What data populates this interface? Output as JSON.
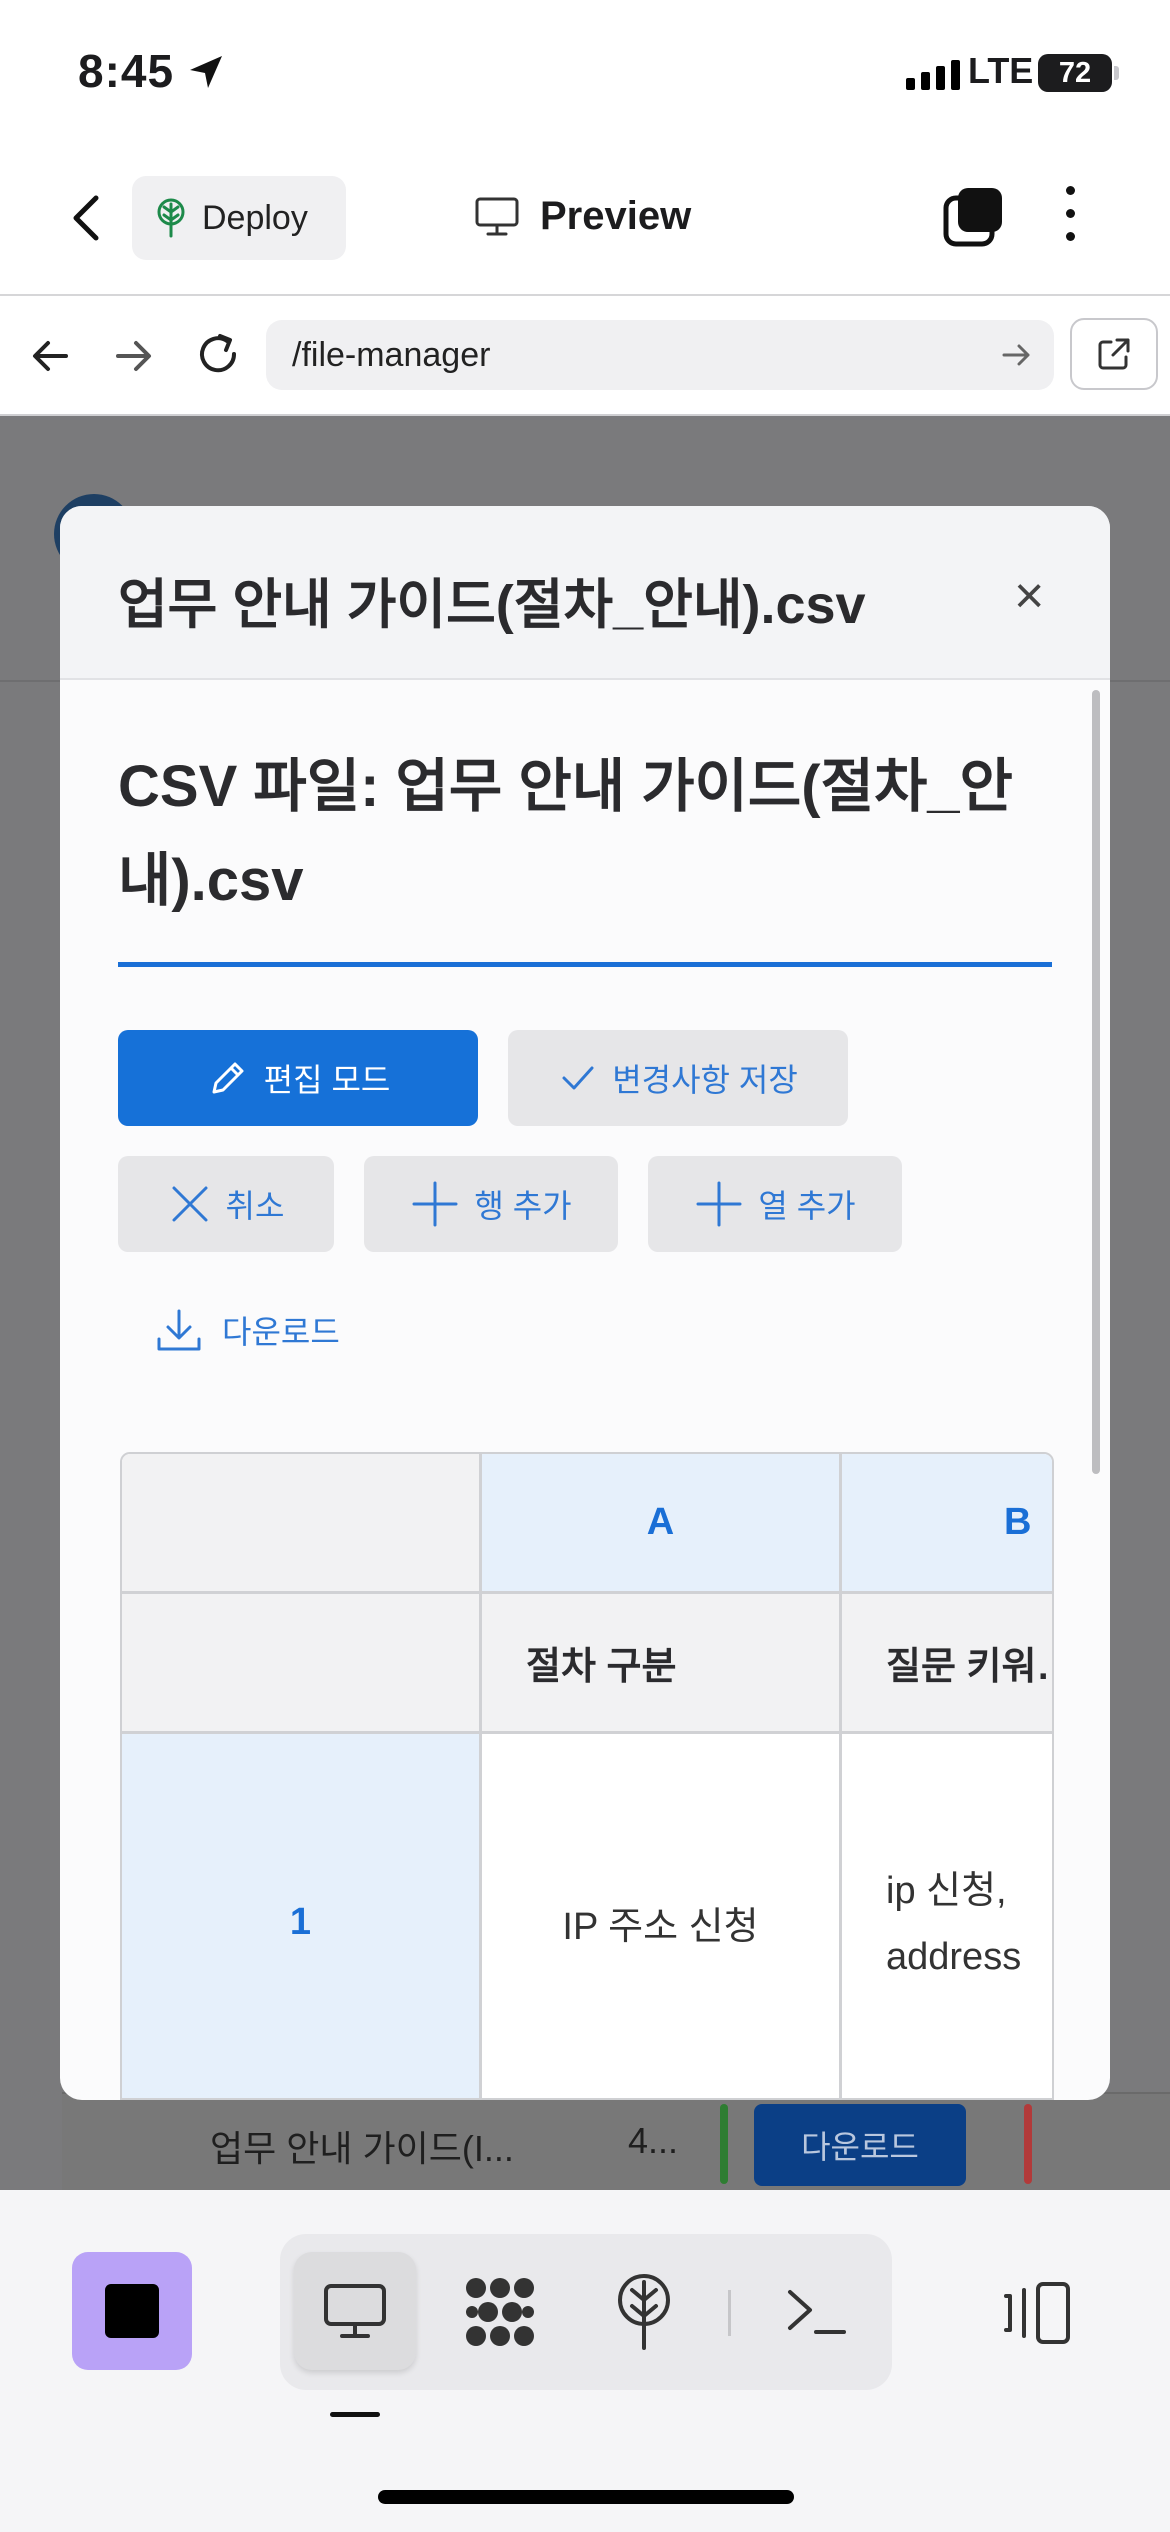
{
  "status_bar": {
    "time": "8:45",
    "network": "LTE",
    "battery": "72"
  },
  "app_header": {
    "deploy_label": "Deploy",
    "preview_label": "Preview"
  },
  "browser": {
    "url": "/file-manager"
  },
  "background_list": {
    "row_name": "업무 안내 가이드(I...",
    "row_size": "4...",
    "download_label": "다운로드"
  },
  "modal": {
    "title": "업무 안내 가이드(절차_안내).csv",
    "close_label": "×",
    "csv_heading": "CSV 파일: 업무 안내 가이드(절차_안내).csv",
    "buttons": {
      "edit_mode": "편집 모드",
      "save_changes": "변경사항 저장",
      "cancel": "취소",
      "add_row": "행 추가",
      "add_col": "열 추가",
      "download": "다운로드"
    },
    "table": {
      "column_letters": [
        "A",
        "B"
      ],
      "headers": [
        "절차 구분",
        "질문 키워…"
      ],
      "rows": [
        {
          "num": "1",
          "cells": [
            "IP 주소 신청",
            "ip 신청,\naddress"
          ]
        }
      ]
    }
  },
  "accent_colors": {
    "primary": "#1671d8",
    "stop_button": "#b9a2f7"
  }
}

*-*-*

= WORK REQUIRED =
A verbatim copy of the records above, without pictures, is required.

= ANSWER TO THIS PROBLEM =
What data populates this interface? Output as JSON.
{
  "status_bar": {
    "time": "8:45",
    "network": "LTE",
    "battery": "72"
  },
  "app_header": {
    "deploy_label": "Deploy",
    "preview_label": "Preview"
  },
  "browser": {
    "url": "/file-manager"
  },
  "background_list": {
    "row_name": "업무 안내 가이드(I...",
    "row_size": "4...",
    "download_label": "다운로드"
  },
  "modal": {
    "title": "업무 안내 가이드(절차_안내).csv",
    "close_label": "×",
    "csv_heading": "CSV 파일: 업무 안내 가이드(절차_안내).csv",
    "buttons": {
      "edit_mode": "편집 모드",
      "save_changes": "변경사항 저장",
      "cancel": "취소",
      "add_row": "행 추가",
      "add_col": "열 추가",
      "download": "다운로드"
    },
    "table": {
      "column_letters": [
        "A",
        "B"
      ],
      "headers": [
        "절차 구분",
        "질문 키워…"
      ],
      "rows": [
        {
          "num": "1",
          "cells": [
            "IP 주소 신청",
            "ip 신청,\naddress"
          ]
        }
      ]
    }
  },
  "accent_colors": {
    "primary": "#1671d8",
    "stop_button": "#b9a2f7"
  }
}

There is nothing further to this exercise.